* [TASK REQUIREMENTS]: Count the lines of the data below that include the string "battery", and provide nothing but the result.

* [AVAILABLE DATA]:
◆ ◆ ◆ ◆

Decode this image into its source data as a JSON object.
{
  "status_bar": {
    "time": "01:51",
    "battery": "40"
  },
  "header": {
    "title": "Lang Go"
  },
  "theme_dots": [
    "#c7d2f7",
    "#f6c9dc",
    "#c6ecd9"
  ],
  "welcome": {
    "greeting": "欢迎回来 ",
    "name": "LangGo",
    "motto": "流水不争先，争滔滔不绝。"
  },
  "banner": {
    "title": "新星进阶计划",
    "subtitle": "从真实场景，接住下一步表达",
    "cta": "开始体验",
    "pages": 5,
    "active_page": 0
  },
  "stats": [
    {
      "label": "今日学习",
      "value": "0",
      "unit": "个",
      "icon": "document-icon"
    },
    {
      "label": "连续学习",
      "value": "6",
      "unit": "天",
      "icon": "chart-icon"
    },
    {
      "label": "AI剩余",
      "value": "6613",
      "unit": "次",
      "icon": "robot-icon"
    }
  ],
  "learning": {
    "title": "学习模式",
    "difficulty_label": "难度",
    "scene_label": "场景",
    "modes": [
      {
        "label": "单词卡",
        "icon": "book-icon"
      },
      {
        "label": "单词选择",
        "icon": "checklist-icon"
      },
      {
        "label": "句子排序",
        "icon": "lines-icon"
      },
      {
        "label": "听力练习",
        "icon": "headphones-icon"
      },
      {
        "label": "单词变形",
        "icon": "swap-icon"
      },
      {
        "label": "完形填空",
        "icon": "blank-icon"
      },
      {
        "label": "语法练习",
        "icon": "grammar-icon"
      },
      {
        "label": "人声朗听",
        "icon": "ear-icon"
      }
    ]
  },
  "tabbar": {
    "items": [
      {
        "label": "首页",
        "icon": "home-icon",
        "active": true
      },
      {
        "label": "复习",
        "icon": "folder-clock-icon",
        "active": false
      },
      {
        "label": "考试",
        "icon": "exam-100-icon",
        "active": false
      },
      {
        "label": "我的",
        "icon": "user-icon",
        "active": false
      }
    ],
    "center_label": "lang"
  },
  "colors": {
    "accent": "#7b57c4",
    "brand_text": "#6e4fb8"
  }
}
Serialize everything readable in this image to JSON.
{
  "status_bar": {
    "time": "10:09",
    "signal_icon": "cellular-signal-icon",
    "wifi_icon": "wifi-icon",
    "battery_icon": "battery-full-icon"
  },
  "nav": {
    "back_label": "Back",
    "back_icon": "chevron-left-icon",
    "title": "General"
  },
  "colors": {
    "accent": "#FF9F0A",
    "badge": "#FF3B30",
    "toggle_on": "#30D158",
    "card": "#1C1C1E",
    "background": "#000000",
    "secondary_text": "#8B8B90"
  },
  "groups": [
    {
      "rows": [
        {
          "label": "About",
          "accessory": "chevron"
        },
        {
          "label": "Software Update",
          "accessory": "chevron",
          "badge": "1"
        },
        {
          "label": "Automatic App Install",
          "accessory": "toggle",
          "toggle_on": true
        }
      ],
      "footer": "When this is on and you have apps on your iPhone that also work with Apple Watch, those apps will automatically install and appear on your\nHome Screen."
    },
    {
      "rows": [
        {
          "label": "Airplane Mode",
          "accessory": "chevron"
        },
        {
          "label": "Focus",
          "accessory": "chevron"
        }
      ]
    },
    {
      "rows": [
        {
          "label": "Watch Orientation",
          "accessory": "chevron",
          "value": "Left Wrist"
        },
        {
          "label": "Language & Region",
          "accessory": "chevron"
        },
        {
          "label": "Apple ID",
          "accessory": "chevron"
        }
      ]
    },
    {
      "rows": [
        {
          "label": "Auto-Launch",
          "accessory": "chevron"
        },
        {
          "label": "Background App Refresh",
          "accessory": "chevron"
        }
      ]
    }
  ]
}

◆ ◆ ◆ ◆

* [RESPONSE TO THE TASK]: 2